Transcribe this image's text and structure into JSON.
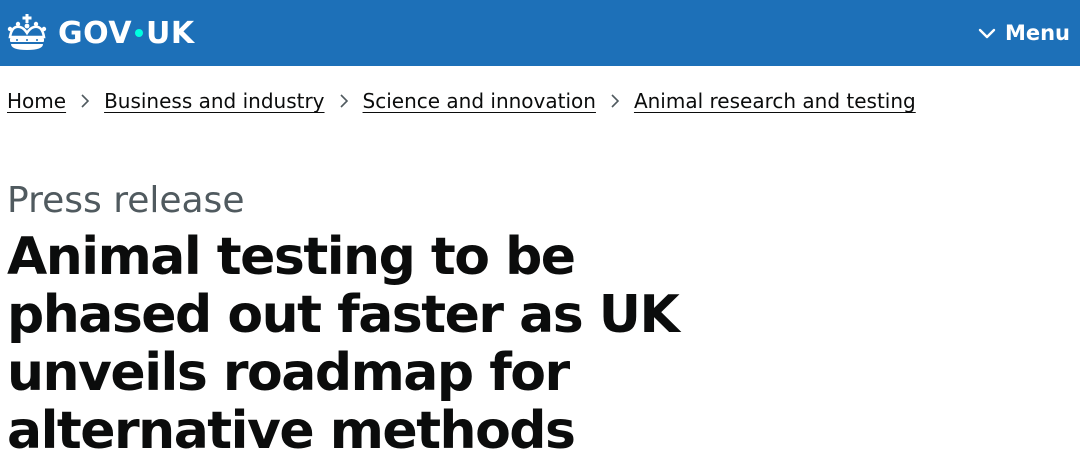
{
  "header": {
    "logo_left": "GOV",
    "logo_right": "UK",
    "logo_icon": "crown-icon",
    "menu_label": "Menu",
    "menu_icon": "chevron-down-icon",
    "background_color": "#1d70b8",
    "dot_color": "#00ffe0"
  },
  "breadcrumb": {
    "items": [
      {
        "label": "Home"
      },
      {
        "label": "Business and industry"
      },
      {
        "label": "Science and innovation"
      },
      {
        "label": "Animal research and testing"
      }
    ],
    "separator_icon": "chevron-right-icon"
  },
  "main": {
    "caption": "Press release",
    "title": "Animal testing to be phased out faster as UK unveils roadmap for alternative methods"
  }
}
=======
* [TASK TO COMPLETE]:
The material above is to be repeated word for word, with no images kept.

* [RESPONSE AREA]:
Transcribe this image's text and structure into JSON.
{
  "header": {
    "logo_left": "GOV",
    "logo_right": "UK",
    "logo_icon": "crown-icon",
    "menu_label": "Menu",
    "menu_icon": "chevron-down-icon",
    "background_color": "#1d70b8",
    "dot_color": "#00ffe0"
  },
  "breadcrumb": {
    "items": [
      {
        "label": "Home"
      },
      {
        "label": "Business and industry"
      },
      {
        "label": "Science and innovation"
      },
      {
        "label": "Animal research and testing"
      }
    ],
    "separator_icon": "chevron-right-icon"
  },
  "main": {
    "caption": "Press release",
    "title": "Animal testing to be phased out faster as UK unveils roadmap for alternative methods"
  }
}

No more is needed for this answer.